The findings of the study showed that 73% of the research population were initiated on metformin, in comparison to a mere 15% on sulfonylurea. However, an important discovery from the data obtained suggested that although sulphonylureas dominated in 2000 at the primary stage of an intensification of treatment, this fell considerably by 2017 to only 30%, due to the fact that there were newer classes of drugs being utilised instead.
Additionally, an important concept to consider is that prescribing patterns differ depending on the country. For example, a study found that dipeptidyl peptidase-4 inhibitors and sodium/glucose cotransporter-2 inhibitors are more readily prescribed in Wales and Northern Ireland than Scotland or Wales.
This idea is important when exploring reasons for adherence in different ethnic groups, as populations such as South Asians may adhere to a certain drug more readily than others, and due to the idea that trends in prescribing differ according to location, this may be another variable to take into account when explaining poor medication adherence in certain populations over others.
Additionally, findings from a report published by the NHS also highlighted the patterns in prescribing of medication for type 2 diabetes in the UK between the years 2008-2009 to 2018-2019 (Kamat, 2020). The major findings suggested that the average cost of drugs for a single patient with diabetes between 2018-2019 was £327.78, and the Net cost of prescribing for medication administered in diabetes was £1075 million between the years 2018 to 2019. As this is a substantial cost for the NHS to cover per patient as well as a whole, it is important to consider the effects that non-adherence to medication for type 2 diabetes can have to the economy and for a health care service such as the NHS. A patient not taking their medication prescribed incurs a loss to this health care system, as the money funded towards their treatment regime is ultimately being wasted, whereas instead those funds could potentially be utilised to help treatment for another patient with a different health condition such as cancer.

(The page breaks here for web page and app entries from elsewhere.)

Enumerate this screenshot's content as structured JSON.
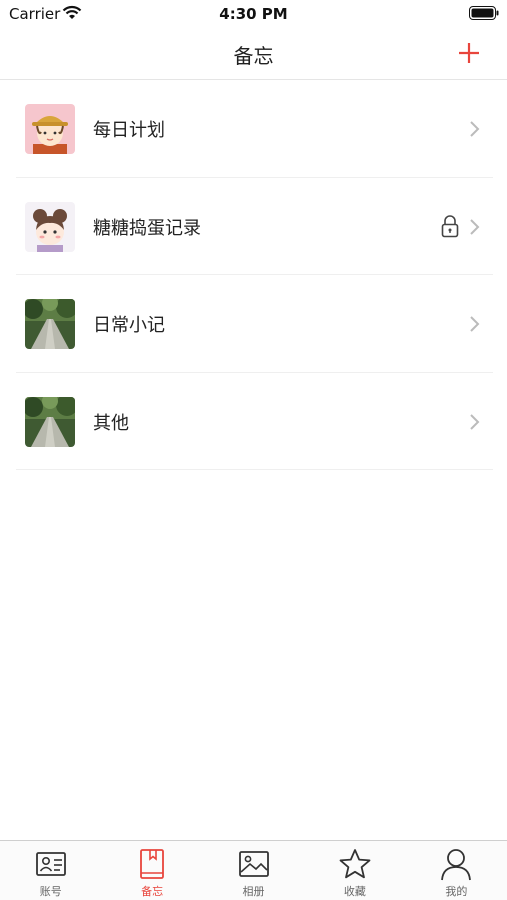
{
  "status_bar": {
    "carrier": "Carrier",
    "time": "4:30 PM"
  },
  "nav": {
    "title": "备忘",
    "add_icon": "plus-icon"
  },
  "colors": {
    "accent": "#e8453c",
    "text": "#222222",
    "icon": "#333333",
    "chevron": "#bbbbbb"
  },
  "list": {
    "items": [
      {
        "label": "每日计划",
        "thumb": "cartoon-girl-hat-avatar",
        "locked": false
      },
      {
        "label": "糖糖捣蛋记录",
        "thumb": "cartoon-child-avatar",
        "locked": true
      },
      {
        "label": "日常小记",
        "thumb": "forest-path-photo",
        "locked": false
      },
      {
        "label": "其他",
        "thumb": "forest-path-photo",
        "locked": false
      }
    ]
  },
  "tab_bar": {
    "tabs": [
      {
        "label": "账号",
        "icon": "id-card-icon",
        "active": false
      },
      {
        "label": "备忘",
        "icon": "notebook-icon",
        "active": true
      },
      {
        "label": "相册",
        "icon": "photo-icon",
        "active": false
      },
      {
        "label": "收藏",
        "icon": "star-icon",
        "active": false
      },
      {
        "label": "我的",
        "icon": "person-icon",
        "active": false
      }
    ]
  }
}
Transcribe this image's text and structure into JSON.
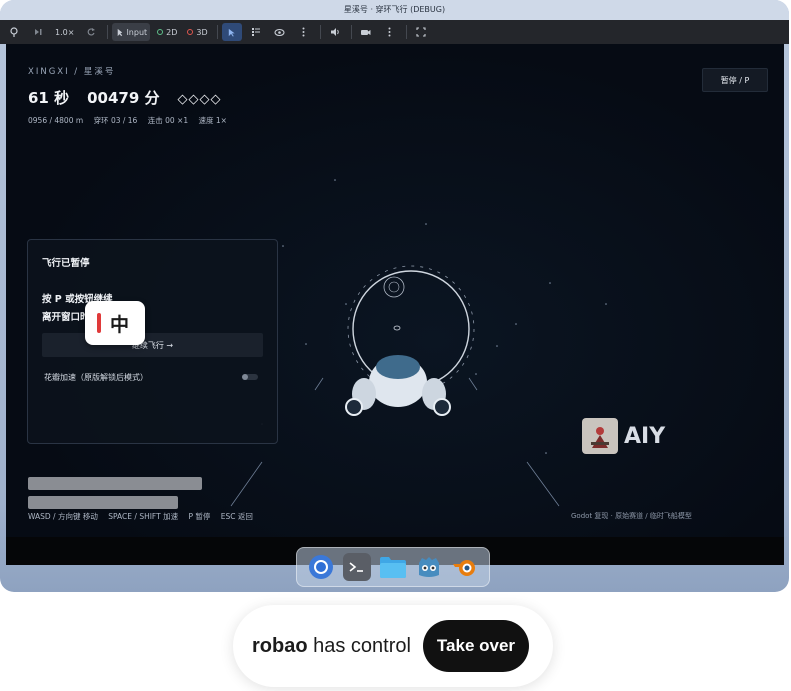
{
  "window": {
    "title": "星溪号 · 穿环飞行 (DEBUG)"
  },
  "toolbar": {
    "speed": "1.0×",
    "input_label": "Input",
    "mode_2d": "2D",
    "mode_3d": "3D"
  },
  "hud": {
    "brand": "XINGXI / 星溪号",
    "time": "61 秒",
    "score": "00479 分",
    "gems": "◇◇◇◇",
    "distance": "0956 / 4800 m",
    "rings": "穿环 03 / 16",
    "combo": "连击 00 ×1",
    "speed": "速度 1×",
    "pause_button": "暂停 / P"
  },
  "pause_panel": {
    "title": "飞行已暂停",
    "line1": "按 P 或按钮继续",
    "line2": "离开窗口时自动暂停",
    "continue_button": "继续飞行 →",
    "toggle_label": "花瓣加速（原版解锁后模式）",
    "toggle_on": false
  },
  "ime": {
    "label": "中",
    "accent": "#e03a3a"
  },
  "controls_hint": {
    "move": "WASD / 方向键 移动",
    "boost": "SPACE / SHIFT 加速",
    "pause": "P 暂停",
    "back": "ESC 返回"
  },
  "credit": "Godot 复现 · 原始赛道 / 临时飞船模型",
  "watermark": {
    "text": "AIY"
  },
  "dock": {
    "apps": [
      {
        "name": "chrome-icon"
      },
      {
        "name": "terminal-icon"
      },
      {
        "name": "files-icon"
      },
      {
        "name": "godot-icon"
      },
      {
        "name": "blender-icon"
      }
    ]
  },
  "control_banner": {
    "user": "robao",
    "message": "has control",
    "button": "Take over"
  },
  "colors": {
    "viewport_bg": "#060b14",
    "accent_select": "#2f4a78"
  }
}
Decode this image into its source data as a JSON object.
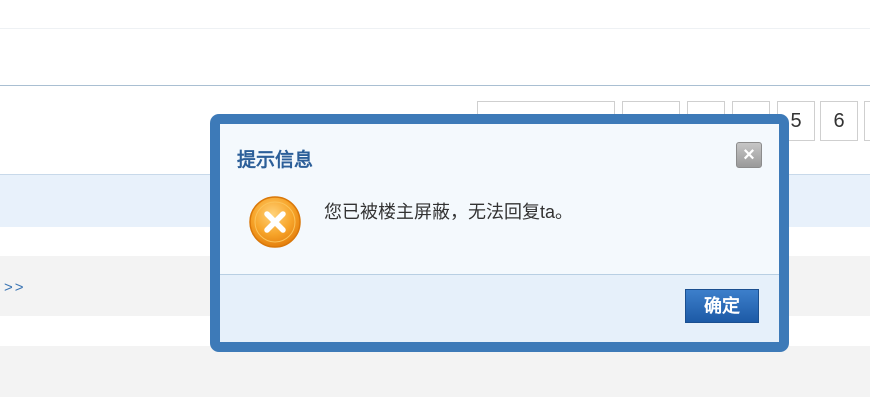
{
  "background": {
    "more_link": ">>",
    "pagination": [
      "5",
      "6"
    ]
  },
  "dialog": {
    "title": "提示信息",
    "close_label": "×",
    "message": "您已被楼主屏蔽，无法回复ta。",
    "icon": "error-x-icon",
    "confirm_label": "确定"
  },
  "colors": {
    "dialog_border": "#3d7ab8",
    "title": "#2c5f99",
    "confirm_button": "#2563ae",
    "error_icon": "#f39a1d"
  }
}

To conclude, although there are some statistics to suggest that medication adherence may be affected by variables such as ethnicity, the data is still inconclusive.